Items listed in a dataset
====================

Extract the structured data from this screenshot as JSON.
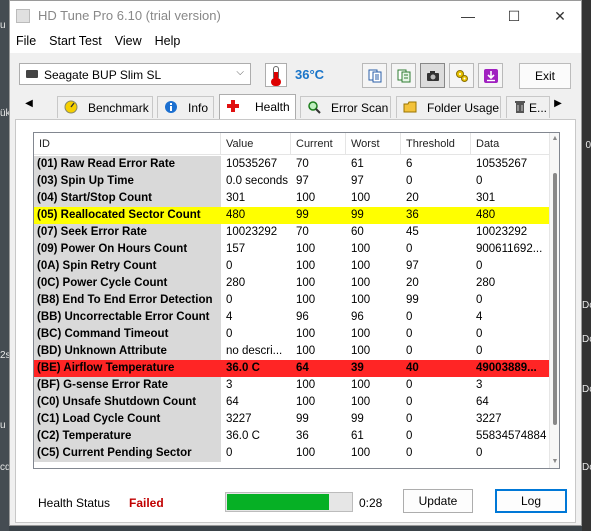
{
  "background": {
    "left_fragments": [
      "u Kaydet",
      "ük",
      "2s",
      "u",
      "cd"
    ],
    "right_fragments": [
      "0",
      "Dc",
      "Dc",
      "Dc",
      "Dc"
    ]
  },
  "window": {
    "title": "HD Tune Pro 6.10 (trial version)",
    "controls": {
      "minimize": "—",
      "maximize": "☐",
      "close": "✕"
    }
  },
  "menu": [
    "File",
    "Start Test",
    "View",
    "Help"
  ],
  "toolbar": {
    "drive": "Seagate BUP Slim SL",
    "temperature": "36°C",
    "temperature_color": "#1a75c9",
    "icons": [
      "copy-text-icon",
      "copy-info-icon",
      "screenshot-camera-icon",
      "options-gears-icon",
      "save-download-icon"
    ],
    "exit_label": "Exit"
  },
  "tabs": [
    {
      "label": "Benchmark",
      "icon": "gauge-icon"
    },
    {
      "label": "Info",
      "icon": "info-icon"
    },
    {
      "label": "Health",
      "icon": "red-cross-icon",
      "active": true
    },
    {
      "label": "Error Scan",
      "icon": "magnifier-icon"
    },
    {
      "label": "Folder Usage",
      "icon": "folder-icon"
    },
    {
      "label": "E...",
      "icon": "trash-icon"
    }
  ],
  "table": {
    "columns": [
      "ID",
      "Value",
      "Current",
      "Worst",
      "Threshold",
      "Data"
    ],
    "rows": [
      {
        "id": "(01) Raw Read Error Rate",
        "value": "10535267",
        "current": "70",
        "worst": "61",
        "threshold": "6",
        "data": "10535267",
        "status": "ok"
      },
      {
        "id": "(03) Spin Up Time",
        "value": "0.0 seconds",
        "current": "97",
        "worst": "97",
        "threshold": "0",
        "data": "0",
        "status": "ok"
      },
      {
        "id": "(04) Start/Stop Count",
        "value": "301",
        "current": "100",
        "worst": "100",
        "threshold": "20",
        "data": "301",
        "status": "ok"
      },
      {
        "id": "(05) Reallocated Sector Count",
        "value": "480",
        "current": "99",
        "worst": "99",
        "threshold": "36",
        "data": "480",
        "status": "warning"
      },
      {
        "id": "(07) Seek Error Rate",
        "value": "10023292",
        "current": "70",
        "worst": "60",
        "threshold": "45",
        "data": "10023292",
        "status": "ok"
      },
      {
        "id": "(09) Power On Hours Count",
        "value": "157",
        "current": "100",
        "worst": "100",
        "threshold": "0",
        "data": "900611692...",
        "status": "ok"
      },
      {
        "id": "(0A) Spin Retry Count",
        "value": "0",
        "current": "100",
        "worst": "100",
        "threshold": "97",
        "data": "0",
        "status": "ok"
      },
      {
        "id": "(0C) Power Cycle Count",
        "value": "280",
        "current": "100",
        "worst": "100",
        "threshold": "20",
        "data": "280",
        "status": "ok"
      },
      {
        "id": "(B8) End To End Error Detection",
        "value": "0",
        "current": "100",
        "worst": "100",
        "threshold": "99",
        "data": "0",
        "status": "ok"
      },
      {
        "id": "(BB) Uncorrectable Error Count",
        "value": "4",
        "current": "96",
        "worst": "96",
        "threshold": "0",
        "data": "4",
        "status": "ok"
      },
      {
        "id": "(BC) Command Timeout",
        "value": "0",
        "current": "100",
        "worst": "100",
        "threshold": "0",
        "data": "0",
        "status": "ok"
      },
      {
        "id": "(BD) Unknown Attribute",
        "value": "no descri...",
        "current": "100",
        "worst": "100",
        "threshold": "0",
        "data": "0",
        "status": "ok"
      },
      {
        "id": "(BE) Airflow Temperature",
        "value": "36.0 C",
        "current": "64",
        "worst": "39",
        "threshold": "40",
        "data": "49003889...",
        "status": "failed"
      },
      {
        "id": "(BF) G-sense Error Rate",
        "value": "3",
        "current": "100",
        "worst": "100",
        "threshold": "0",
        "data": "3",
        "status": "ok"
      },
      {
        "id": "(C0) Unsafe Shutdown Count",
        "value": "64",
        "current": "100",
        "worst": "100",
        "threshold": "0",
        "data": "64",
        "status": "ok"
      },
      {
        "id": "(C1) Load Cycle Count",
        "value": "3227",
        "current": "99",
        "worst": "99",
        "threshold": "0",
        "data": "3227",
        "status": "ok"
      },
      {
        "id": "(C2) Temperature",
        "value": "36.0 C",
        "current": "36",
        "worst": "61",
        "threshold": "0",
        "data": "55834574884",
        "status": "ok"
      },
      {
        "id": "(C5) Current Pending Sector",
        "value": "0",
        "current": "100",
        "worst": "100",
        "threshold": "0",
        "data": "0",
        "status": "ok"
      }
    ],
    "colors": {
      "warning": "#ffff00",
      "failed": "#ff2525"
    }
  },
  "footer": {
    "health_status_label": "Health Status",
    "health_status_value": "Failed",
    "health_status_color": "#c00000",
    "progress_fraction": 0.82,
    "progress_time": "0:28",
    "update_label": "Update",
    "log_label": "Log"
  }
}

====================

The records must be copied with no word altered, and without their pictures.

*Answer section*.
Extract the structured data from this screenshot as JSON.
{
  "background": {
    "left_fragments": [
      "u Kaydet",
      "ük",
      "2s",
      "u",
      "cd"
    ],
    "right_fragments": [
      "0",
      "Dc",
      "Dc",
      "Dc",
      "Dc"
    ]
  },
  "window": {
    "title": "HD Tune Pro 6.10 (trial version)",
    "controls": {
      "minimize": "—",
      "maximize": "☐",
      "close": "✕"
    }
  },
  "menu": [
    "File",
    "Start Test",
    "View",
    "Help"
  ],
  "toolbar": {
    "drive": "Seagate BUP Slim SL",
    "temperature": "36°C",
    "temperature_color": "#1a75c9",
    "icons": [
      "copy-text-icon",
      "copy-info-icon",
      "screenshot-camera-icon",
      "options-gears-icon",
      "save-download-icon"
    ],
    "exit_label": "Exit"
  },
  "tabs": [
    {
      "label": "Benchmark",
      "icon": "gauge-icon"
    },
    {
      "label": "Info",
      "icon": "info-icon"
    },
    {
      "label": "Health",
      "icon": "red-cross-icon",
      "active": true
    },
    {
      "label": "Error Scan",
      "icon": "magnifier-icon"
    },
    {
      "label": "Folder Usage",
      "icon": "folder-icon"
    },
    {
      "label": "E...",
      "icon": "trash-icon"
    }
  ],
  "table": {
    "columns": [
      "ID",
      "Value",
      "Current",
      "Worst",
      "Threshold",
      "Data"
    ],
    "rows": [
      {
        "id": "(01) Raw Read Error Rate",
        "value": "10535267",
        "current": "70",
        "worst": "61",
        "threshold": "6",
        "data": "10535267",
        "status": "ok"
      },
      {
        "id": "(03) Spin Up Time",
        "value": "0.0 seconds",
        "current": "97",
        "worst": "97",
        "threshold": "0",
        "data": "0",
        "status": "ok"
      },
      {
        "id": "(04) Start/Stop Count",
        "value": "301",
        "current": "100",
        "worst": "100",
        "threshold": "20",
        "data": "301",
        "status": "ok"
      },
      {
        "id": "(05) Reallocated Sector Count",
        "value": "480",
        "current": "99",
        "worst": "99",
        "threshold": "36",
        "data": "480",
        "status": "warning"
      },
      {
        "id": "(07) Seek Error Rate",
        "value": "10023292",
        "current": "70",
        "worst": "60",
        "threshold": "45",
        "data": "10023292",
        "status": "ok"
      },
      {
        "id": "(09) Power On Hours Count",
        "value": "157",
        "current": "100",
        "worst": "100",
        "threshold": "0",
        "data": "900611692...",
        "status": "ok"
      },
      {
        "id": "(0A) Spin Retry Count",
        "value": "0",
        "current": "100",
        "worst": "100",
        "threshold": "97",
        "data": "0",
        "status": "ok"
      },
      {
        "id": "(0C) Power Cycle Count",
        "value": "280",
        "current": "100",
        "worst": "100",
        "threshold": "20",
        "data": "280",
        "status": "ok"
      },
      {
        "id": "(B8) End To End Error Detection",
        "value": "0",
        "current": "100",
        "worst": "100",
        "threshold": "99",
        "data": "0",
        "status": "ok"
      },
      {
        "id": "(BB) Uncorrectable Error Count",
        "value": "4",
        "current": "96",
        "worst": "96",
        "threshold": "0",
        "data": "4",
        "status": "ok"
      },
      {
        "id": "(BC) Command Timeout",
        "value": "0",
        "current": "100",
        "worst": "100",
        "threshold": "0",
        "data": "0",
        "status": "ok"
      },
      {
        "id": "(BD) Unknown Attribute",
        "value": "no descri...",
        "current": "100",
        "worst": "100",
        "threshold": "0",
        "data": "0",
        "status": "ok"
      },
      {
        "id": "(BE) Airflow Temperature",
        "value": "36.0 C",
        "current": "64",
        "worst": "39",
        "threshold": "40",
        "data": "49003889...",
        "status": "failed"
      },
      {
        "id": "(BF) G-sense Error Rate",
        "value": "3",
        "current": "100",
        "worst": "100",
        "threshold": "0",
        "data": "3",
        "status": "ok"
      },
      {
        "id": "(C0) Unsafe Shutdown Count",
        "value": "64",
        "current": "100",
        "worst": "100",
        "threshold": "0",
        "data": "64",
        "status": "ok"
      },
      {
        "id": "(C1) Load Cycle Count",
        "value": "3227",
        "current": "99",
        "worst": "99",
        "threshold": "0",
        "data": "3227",
        "status": "ok"
      },
      {
        "id": "(C2) Temperature",
        "value": "36.0 C",
        "current": "36",
        "worst": "61",
        "threshold": "0",
        "data": "55834574884",
        "status": "ok"
      },
      {
        "id": "(C5) Current Pending Sector",
        "value": "0",
        "current": "100",
        "worst": "100",
        "threshold": "0",
        "data": "0",
        "status": "ok"
      }
    ],
    "colors": {
      "warning": "#ffff00",
      "failed": "#ff2525"
    }
  },
  "footer": {
    "health_status_label": "Health Status",
    "health_status_value": "Failed",
    "health_status_color": "#c00000",
    "progress_fraction": 0.82,
    "progress_time": "0:28",
    "update_label": "Update",
    "log_label": "Log"
  }
}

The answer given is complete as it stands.